Prostitution, despite being one of the world’s oldest professions, remains controversial across the globe. While most nations, including Bhutan, prohibit the sale of sexual services, recent times have seen many countries, particularly in Europe, fully or partially legalising it. It is time to reevaluate the country’s current policy of criminalisation in the context of constitutional rights.

Bhutan is currently grappling with a severe economic crisis, marked by inflation, unemployment, and limited opportunities. Despite facing stigma, criminalisation, and a lack of social support, some women choose to engage in sex work, often driven by economic hardships and the allure of quick earnings. Instead of branding them as criminals outright, it is crucial to holistically understand the push and pull factors influencing this vulnerable population’s choice of profession.
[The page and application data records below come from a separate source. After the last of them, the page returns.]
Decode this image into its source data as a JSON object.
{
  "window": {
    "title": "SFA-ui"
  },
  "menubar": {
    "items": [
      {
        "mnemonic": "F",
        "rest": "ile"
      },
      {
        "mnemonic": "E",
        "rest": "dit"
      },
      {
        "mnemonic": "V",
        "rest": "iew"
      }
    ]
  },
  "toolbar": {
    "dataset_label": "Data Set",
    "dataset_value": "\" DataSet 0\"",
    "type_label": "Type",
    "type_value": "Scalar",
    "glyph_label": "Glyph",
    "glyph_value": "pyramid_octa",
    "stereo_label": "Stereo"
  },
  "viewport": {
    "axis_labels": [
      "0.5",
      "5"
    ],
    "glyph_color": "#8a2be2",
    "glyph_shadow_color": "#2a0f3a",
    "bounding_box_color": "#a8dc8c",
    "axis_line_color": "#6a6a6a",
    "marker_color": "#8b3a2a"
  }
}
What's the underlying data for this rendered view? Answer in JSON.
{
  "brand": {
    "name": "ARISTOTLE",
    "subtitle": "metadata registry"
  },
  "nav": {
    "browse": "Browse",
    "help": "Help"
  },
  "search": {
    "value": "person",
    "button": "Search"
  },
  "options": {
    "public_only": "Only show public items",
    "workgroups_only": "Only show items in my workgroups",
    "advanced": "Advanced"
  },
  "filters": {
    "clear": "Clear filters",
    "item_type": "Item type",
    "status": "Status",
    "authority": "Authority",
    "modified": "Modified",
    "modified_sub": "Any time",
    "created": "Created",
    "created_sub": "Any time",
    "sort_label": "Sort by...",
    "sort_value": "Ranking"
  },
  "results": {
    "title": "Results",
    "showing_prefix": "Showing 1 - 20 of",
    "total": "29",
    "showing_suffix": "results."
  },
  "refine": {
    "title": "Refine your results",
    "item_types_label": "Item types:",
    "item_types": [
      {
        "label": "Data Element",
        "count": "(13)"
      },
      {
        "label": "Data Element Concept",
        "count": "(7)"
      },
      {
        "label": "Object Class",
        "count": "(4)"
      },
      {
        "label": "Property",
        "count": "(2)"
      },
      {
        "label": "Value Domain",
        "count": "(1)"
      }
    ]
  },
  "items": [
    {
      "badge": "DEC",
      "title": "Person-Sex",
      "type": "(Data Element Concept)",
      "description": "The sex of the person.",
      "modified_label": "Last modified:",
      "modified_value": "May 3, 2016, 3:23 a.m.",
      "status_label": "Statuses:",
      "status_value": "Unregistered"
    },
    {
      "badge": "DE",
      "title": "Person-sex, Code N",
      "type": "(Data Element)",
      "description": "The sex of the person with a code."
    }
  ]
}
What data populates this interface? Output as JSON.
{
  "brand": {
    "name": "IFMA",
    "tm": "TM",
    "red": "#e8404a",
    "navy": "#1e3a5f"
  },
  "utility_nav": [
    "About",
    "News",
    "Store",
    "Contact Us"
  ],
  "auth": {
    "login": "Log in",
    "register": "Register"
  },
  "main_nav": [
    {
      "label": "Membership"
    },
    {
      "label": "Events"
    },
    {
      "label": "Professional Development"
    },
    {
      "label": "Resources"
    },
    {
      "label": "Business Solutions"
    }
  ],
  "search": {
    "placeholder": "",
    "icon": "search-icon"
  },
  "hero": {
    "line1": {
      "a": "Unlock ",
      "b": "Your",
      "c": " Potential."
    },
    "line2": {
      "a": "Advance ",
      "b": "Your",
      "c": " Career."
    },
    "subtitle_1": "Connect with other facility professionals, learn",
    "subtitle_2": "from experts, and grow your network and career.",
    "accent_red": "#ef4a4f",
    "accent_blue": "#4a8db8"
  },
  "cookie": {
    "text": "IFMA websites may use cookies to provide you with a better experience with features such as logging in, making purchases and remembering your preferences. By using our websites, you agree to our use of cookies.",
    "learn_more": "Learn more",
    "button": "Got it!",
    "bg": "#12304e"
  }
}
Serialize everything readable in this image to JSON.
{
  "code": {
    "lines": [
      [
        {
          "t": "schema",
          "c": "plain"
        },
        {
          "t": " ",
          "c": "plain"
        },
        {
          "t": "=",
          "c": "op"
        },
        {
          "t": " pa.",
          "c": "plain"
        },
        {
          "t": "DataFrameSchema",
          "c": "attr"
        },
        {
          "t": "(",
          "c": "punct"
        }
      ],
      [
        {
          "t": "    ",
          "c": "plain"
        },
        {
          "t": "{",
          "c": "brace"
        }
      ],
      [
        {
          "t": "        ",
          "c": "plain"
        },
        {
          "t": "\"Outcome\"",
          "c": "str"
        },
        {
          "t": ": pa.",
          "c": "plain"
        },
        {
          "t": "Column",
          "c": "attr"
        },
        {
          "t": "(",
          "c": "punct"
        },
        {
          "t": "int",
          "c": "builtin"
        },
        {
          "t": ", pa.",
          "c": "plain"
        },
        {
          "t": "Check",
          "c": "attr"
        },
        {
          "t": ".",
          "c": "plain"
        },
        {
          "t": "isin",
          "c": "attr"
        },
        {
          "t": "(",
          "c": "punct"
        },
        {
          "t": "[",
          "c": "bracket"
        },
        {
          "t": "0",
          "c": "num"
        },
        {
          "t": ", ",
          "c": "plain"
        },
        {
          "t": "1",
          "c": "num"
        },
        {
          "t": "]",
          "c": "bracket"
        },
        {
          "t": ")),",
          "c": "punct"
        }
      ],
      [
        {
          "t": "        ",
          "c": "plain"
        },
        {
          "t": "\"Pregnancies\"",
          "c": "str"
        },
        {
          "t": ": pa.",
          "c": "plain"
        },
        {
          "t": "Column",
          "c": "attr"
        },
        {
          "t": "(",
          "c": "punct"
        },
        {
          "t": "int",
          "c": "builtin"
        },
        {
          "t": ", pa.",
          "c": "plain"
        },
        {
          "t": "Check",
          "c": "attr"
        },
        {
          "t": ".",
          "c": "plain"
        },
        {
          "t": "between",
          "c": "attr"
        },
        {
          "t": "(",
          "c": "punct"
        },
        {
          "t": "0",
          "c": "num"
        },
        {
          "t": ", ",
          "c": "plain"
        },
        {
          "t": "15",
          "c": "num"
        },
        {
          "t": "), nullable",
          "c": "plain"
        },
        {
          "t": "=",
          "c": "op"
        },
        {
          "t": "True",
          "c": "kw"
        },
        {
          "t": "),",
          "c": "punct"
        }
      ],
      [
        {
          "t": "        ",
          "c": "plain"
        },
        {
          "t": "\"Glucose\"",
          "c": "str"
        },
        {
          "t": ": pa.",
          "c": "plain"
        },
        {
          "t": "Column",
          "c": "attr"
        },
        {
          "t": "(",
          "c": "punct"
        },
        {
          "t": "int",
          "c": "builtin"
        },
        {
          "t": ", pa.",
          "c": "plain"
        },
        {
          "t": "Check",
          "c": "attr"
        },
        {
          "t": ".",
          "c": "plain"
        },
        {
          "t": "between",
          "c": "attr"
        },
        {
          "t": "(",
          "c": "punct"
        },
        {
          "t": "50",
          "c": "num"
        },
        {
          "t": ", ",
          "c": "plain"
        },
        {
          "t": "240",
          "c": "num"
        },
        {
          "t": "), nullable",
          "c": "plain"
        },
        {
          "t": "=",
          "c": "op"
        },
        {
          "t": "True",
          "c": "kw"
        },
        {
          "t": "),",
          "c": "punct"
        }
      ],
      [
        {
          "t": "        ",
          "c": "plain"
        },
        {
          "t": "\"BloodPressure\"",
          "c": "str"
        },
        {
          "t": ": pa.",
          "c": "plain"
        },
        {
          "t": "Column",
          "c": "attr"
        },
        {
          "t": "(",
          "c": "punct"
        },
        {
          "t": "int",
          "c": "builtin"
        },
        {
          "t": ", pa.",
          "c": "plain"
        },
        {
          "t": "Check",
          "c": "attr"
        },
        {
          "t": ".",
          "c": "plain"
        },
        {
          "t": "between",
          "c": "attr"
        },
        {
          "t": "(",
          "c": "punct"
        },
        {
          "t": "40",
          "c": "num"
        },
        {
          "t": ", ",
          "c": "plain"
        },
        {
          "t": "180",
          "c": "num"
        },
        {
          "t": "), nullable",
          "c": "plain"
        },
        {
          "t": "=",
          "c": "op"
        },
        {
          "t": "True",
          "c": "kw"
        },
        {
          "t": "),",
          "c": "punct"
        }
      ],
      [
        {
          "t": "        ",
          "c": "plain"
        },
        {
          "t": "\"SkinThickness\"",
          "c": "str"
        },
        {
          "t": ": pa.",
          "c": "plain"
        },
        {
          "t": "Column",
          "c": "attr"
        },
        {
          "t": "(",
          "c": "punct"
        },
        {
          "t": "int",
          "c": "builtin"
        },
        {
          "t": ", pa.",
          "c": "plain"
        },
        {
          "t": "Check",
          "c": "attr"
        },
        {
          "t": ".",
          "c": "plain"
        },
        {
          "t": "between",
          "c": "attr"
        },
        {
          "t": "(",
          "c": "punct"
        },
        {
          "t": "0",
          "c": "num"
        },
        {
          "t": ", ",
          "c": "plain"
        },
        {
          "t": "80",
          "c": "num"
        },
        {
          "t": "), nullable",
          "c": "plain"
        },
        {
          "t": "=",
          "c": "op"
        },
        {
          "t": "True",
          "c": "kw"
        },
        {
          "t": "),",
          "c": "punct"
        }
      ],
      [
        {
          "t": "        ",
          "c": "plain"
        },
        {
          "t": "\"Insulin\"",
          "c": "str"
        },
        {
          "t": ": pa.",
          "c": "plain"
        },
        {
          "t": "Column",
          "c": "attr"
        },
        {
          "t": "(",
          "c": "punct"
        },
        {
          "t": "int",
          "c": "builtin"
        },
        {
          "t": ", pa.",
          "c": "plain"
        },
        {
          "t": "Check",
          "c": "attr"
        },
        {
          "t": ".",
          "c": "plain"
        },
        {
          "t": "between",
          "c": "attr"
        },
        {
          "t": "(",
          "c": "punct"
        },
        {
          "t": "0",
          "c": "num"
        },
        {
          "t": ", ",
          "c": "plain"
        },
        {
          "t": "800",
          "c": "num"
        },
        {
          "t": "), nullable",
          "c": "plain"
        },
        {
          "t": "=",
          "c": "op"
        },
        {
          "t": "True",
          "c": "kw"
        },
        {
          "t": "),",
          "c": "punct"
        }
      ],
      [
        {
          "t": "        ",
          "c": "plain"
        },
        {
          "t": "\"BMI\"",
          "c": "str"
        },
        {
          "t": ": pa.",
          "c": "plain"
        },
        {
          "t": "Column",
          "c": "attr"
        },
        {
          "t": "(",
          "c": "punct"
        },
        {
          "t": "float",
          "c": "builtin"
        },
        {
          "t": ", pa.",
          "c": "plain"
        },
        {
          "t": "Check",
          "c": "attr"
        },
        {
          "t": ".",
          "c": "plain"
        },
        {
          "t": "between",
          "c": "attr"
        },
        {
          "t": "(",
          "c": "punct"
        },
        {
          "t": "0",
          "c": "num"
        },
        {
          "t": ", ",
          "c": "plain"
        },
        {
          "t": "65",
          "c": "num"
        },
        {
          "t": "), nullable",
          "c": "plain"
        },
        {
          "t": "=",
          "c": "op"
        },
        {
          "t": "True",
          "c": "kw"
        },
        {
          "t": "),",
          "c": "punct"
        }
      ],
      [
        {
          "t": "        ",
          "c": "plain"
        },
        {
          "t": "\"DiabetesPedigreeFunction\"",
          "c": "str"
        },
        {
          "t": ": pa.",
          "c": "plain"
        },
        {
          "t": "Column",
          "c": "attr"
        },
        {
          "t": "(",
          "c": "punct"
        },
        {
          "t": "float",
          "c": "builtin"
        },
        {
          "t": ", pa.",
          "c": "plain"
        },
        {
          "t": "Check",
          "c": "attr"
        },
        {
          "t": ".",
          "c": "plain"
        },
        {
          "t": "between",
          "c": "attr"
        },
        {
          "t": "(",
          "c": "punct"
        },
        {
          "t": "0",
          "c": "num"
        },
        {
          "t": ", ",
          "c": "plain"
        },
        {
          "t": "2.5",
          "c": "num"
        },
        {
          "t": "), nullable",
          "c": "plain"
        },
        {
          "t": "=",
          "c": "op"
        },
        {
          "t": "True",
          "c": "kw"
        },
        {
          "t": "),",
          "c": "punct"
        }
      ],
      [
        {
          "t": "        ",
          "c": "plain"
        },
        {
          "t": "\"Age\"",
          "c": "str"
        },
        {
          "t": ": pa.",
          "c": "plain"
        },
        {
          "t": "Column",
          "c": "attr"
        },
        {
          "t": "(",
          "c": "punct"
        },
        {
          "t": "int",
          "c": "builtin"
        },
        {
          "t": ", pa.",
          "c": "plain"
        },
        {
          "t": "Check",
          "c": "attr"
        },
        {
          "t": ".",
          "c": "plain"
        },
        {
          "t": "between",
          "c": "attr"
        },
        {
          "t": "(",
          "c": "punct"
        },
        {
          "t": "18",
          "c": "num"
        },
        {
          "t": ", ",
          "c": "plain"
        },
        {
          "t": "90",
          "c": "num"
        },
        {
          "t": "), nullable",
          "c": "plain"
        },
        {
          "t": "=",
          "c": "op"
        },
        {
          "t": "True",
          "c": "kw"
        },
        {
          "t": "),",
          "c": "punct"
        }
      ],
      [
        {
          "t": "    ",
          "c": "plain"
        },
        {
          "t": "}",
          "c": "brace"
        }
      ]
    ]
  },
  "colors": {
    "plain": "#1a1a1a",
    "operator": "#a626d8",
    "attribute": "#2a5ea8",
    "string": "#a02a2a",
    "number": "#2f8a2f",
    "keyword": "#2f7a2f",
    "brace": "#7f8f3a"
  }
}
Studies and global experiences consistently reveal that criminalisation increases rape prevalence, sexually transmitted infections (STIs), including HIV, exploitation, and violence against sex workers. Bhutan is no exception. A Kuensel Report from last year noted, “Many sex workers have been subjected to violence, abuse, blackmail, and harassment because commercial sex work is criminalised in the country, preventing sex workers from reporting to authorities.” A study by Save the Children on Bhutanese sex workers revealed that the police often mock and degrade sex workers when caught, sharing their photos internally and demanding sex workers comply with their demands under the threat of releasing compromising video recordings. These alarming findings underscore that criminalisation renders sex workers more vulnerable to abuse and exploitation.

In contrast, studies and experiences from various societies demonstrate that decriminalisation and proper regulation of sex work can mitigate these harms. Regular health checks would reduce STI transmission, while employment and consumer rights would provide recourse against non-payment and abuse. The sex workers could contribute to tax revenue and report abuse without fear of prosecution. For example, in Canada, sex workers can advertise their services, negotiate with clients in person, and work together for mutual support. In Germany, prostitution is legal and regulated, requiring sex workers to register, pay taxes, and receive additional state benefits. In Australia, prostitution is largely decriminalised or regulated, with variations between states. Most Nordic nations allow sex workers to work freely.

It is perplexing that in Bhutan, while sex work is criminalised, the government has chosen to liberalise the sale and accessibility of alcohol and tobacco, despite clear links between alcohol and domestic violence, substance abuse, and non-communicable diseases, defying the scientific evidence against liberalisation. Furthermore, regulations barring underage entry into bars appear unenforced, which is more important than prostitution. These rampant practices can destroy the future of our young population and expose them to unhealthy habits and consequences, including prostitution and drug abuse.

The  United Nations and the World Health Organization consistently advocate for the decriminalisation of sex work, aligning with the right to life and lawful vocation, fundamental rights guaranteed by our Constitution. If the government protects citizens’ freedom of choice regarding alcohol and smoking, why should sex workers be criminalised if they engage in their profession with full consent?

Bhutan should rethink its approach to sex work. Making it a crime makes sex workers more vulnerable. Legalising it carefully within tight rules would protect sex workers’ rights. This includes their economic rights, health, safety, employment, and the rights of sex workers. Bhutan can take a more caring, rights-based approach, which is in line with the spirit of the Constitution and Gross National Happiness.


Sonam Tshering

Lawyer, Thimphu 

Disclaimer: The views expressed in this article are author’s own.